Educational policy should never be dictated by the electorate. Parents do not know what is good for their kids, especially parents who are themselves, products of the non-English education system. It is undeniable that English is the lingua franca of the sciences and the children will have to face it at some point. If we choose to let them face it at university, it is no different from what we have today and we will end up producing graduates who are forced to study with a dictionary by their side, have a poor command of the language, and are unable to find jobs inside or outside the country.
Many people blame the fact that the content isn’t as important as the delivery. So, there is no point teaching it in English if the teachers themselves are unable to deliver the content in English. This is precisely our problem. The current crop of teachers today are the very byproducts of a system that reverted away from English, decades ago. If we decide to revert away from English again, we will just end up producing more of the same teachers who are unable to teach in English. Those who do not learn from history, are doomed to repeat it.

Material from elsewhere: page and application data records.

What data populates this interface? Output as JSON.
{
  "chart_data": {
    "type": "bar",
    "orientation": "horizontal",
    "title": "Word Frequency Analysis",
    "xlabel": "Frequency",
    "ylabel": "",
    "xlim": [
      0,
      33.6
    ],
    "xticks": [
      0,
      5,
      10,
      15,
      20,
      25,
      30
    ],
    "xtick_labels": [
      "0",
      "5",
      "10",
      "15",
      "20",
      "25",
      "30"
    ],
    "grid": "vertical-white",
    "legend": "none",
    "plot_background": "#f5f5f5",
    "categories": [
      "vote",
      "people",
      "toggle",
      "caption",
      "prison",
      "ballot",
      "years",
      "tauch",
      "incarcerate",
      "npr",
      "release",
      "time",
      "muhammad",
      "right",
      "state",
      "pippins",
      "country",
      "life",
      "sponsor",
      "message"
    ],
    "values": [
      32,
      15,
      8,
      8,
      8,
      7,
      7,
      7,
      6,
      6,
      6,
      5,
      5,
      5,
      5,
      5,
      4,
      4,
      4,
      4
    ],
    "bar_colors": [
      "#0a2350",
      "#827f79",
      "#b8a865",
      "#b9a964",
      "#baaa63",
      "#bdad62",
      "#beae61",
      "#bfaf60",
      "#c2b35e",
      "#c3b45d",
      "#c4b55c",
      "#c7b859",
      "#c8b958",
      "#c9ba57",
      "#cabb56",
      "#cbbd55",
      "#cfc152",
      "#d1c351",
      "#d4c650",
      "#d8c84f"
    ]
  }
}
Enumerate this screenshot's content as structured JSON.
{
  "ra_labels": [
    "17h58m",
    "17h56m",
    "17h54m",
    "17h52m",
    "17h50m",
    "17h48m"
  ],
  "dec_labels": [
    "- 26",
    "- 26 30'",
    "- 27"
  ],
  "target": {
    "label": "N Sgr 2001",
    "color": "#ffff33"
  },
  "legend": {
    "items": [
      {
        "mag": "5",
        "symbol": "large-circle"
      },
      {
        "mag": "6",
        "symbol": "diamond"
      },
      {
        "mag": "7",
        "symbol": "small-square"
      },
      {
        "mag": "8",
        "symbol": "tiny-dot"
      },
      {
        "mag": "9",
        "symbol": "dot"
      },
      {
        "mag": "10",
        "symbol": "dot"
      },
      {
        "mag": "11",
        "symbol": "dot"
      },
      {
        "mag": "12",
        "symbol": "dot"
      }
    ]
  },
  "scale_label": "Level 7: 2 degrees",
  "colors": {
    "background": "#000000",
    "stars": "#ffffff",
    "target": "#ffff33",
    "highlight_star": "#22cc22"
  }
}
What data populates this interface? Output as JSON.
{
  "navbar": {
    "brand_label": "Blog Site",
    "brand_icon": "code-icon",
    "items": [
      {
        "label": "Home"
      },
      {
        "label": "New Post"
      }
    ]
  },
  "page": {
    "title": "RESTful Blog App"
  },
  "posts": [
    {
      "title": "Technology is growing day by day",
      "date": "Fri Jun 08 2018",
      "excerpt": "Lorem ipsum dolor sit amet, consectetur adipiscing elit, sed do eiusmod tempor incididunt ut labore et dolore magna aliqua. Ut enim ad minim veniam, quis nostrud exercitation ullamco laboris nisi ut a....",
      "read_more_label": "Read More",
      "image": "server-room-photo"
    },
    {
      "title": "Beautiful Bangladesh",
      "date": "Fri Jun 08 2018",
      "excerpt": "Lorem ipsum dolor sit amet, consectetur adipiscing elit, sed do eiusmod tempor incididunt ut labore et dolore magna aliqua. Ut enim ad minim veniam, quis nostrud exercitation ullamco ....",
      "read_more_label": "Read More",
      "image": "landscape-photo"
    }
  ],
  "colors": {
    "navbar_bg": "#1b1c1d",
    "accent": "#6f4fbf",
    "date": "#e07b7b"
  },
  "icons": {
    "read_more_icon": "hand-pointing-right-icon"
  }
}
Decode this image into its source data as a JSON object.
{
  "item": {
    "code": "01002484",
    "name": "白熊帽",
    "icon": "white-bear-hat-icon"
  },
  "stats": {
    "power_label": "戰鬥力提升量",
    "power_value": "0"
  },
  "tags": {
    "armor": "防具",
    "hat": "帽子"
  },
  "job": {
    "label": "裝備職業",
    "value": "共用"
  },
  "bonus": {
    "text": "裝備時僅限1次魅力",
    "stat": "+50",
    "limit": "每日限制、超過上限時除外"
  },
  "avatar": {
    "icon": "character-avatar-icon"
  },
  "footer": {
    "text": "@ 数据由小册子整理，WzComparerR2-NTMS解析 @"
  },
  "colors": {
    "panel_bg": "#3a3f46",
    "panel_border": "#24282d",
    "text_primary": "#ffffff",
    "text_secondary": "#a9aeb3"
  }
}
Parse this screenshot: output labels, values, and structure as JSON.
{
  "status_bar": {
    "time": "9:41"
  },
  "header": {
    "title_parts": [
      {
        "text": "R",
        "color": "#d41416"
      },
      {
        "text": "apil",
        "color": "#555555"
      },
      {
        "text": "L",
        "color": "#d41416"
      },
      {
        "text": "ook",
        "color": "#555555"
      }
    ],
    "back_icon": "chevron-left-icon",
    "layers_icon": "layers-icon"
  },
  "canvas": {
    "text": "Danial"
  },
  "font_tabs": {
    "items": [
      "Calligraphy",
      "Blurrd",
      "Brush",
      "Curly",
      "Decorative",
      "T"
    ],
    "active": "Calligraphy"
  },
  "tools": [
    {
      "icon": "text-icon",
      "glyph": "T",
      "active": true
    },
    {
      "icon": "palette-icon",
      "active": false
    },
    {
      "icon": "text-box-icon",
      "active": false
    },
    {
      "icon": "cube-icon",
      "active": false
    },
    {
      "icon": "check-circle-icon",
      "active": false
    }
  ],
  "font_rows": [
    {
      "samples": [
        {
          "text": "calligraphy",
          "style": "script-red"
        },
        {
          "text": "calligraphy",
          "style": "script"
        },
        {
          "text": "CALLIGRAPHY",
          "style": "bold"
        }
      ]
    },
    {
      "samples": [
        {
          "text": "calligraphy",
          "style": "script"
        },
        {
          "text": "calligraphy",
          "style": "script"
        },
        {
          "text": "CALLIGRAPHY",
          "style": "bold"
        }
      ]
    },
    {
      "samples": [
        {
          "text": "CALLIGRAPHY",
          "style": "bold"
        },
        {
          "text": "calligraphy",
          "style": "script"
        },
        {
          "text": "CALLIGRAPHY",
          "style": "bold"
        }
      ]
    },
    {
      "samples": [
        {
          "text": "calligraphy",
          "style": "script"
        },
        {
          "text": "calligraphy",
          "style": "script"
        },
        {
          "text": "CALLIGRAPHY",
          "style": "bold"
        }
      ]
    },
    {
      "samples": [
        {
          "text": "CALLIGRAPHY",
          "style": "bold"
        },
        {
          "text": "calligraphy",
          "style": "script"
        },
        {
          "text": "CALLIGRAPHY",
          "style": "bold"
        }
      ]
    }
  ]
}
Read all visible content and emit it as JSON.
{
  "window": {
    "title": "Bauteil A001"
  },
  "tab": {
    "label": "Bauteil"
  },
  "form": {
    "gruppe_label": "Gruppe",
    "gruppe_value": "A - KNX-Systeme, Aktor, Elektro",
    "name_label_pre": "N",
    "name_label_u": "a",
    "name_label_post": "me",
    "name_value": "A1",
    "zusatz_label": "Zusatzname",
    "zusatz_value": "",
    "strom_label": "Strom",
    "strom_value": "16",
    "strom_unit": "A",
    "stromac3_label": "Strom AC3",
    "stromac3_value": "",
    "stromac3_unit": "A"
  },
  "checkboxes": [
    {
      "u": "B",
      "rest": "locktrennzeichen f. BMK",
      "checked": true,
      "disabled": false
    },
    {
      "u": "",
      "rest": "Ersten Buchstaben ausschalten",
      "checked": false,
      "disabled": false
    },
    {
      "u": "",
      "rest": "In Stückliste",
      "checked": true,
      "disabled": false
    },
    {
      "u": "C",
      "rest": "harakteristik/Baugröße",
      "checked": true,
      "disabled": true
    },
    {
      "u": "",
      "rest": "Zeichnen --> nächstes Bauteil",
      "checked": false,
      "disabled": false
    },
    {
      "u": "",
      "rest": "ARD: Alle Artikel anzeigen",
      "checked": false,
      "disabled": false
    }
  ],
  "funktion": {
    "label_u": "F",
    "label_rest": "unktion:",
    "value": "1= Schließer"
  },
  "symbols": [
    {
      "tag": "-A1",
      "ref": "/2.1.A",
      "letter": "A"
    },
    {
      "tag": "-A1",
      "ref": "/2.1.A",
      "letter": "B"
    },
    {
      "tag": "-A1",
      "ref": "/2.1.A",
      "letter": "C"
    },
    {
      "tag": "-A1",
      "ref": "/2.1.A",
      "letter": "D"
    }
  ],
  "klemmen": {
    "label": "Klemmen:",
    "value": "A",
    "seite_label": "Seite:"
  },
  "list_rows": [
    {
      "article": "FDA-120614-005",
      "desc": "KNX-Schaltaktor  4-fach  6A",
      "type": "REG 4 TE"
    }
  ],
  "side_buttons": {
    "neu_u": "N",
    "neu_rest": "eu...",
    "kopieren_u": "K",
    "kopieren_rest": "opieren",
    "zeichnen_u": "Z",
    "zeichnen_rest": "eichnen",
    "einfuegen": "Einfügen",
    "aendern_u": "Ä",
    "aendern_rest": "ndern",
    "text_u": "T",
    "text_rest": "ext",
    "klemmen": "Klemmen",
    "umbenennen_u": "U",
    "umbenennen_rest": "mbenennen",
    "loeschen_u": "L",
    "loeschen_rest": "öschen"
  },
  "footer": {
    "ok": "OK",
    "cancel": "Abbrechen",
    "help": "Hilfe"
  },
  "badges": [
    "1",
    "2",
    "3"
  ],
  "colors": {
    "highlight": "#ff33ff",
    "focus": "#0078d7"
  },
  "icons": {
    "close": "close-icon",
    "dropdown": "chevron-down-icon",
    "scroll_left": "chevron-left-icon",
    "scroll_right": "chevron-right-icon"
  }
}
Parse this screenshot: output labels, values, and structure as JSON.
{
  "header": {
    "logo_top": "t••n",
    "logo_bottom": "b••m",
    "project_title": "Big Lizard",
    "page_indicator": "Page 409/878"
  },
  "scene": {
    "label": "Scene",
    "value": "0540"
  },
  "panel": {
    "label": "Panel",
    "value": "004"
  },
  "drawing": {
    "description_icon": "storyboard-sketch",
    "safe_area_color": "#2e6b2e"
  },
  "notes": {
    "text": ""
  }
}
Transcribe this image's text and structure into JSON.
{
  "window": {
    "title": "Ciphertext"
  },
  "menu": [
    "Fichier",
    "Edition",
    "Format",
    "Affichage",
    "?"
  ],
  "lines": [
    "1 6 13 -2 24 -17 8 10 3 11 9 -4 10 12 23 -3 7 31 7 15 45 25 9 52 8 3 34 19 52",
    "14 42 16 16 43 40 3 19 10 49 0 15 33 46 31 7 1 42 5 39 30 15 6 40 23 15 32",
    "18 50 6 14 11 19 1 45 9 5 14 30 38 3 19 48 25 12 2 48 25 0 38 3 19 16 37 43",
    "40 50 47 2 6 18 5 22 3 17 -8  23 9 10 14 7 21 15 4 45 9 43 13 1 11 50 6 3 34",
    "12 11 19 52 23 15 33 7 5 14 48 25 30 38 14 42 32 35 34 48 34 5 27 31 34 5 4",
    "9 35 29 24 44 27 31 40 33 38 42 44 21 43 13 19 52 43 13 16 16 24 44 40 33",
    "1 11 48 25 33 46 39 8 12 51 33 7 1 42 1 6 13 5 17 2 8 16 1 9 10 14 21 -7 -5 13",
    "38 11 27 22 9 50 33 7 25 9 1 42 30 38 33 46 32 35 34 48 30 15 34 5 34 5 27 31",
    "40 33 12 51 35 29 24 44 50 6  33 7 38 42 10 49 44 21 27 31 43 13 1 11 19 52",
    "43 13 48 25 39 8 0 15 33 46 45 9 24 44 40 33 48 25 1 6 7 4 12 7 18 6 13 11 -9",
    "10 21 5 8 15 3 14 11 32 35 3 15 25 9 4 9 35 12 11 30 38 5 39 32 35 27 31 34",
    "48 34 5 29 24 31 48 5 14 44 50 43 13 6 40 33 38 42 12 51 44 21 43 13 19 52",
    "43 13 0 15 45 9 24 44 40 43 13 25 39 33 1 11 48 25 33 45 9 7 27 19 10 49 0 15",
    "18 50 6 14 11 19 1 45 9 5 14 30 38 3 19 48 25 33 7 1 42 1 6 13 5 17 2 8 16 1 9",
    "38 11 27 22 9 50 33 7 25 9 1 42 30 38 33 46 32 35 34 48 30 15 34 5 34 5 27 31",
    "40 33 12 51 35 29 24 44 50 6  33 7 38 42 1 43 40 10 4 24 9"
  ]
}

Statistics given by the government reveal that the kids themselves are not doing as well in primary school, as their seniors did when the subjects were taught in non-English. Obviously, if the kids have parents who are unable to comprehend English and are unable to help them in their school work, it is perfectly understandable that they will be at a disadvantage. So, the parents will not be able to brag about their child’s progress in school. So, what?
The correct response to this problem should be to fix the delivery of the curriculum instead of reverting back to the mess it was before. I can appreciate that it is going to be difficult to retrain the existing crop of teachers, whom are byproducts of the previous mess. Heck, even the trainers themselves are probably from the same mess. So, I would propose an alternative solution. One solution is to bring in existing people who are already capable of speaking English.
This may entail recruiting expatriates into the teaching fraternity. As there are many unemployed foreign spouses around, this may not be as difficult as it may seem at first. I am sure that almost everyone of them would be capable of teaching primary school mathematics and science, once they are given some teacher training. It would also solve the problem of them not being able to secure jobs within the country.
If there are not enough foreign spouses to go around, hire in other expatriates. Considering that we are not really paying the Phillipino maids more than a teacher, it may actually be a good idea. Many of these maids are actually graduates themselves, and have a good command of English. They may actually be willing to teach, which is far easier to being a maid, and pays just as well, if not better.
If this isn’t enough, hire actual expatriate teachers from any country. Open up the teaching profession to anyone from anywhere, as long as they are properly qualified to teach science and maths. Pay them better than the other teachers. In fact, any local teachers who are willing to retrain themselves to teach in English, should be paid equal to these expatriates. That should be sufficient encouragement to induce people to actually make the switch.
We will not need to do this forever. We will only need to rely on the expatriates for several years, until the current crop of students make it through university and are reinserted back into the system.
Anyway, I am biased. I personally think that regressing back to the old mess is a bad idea.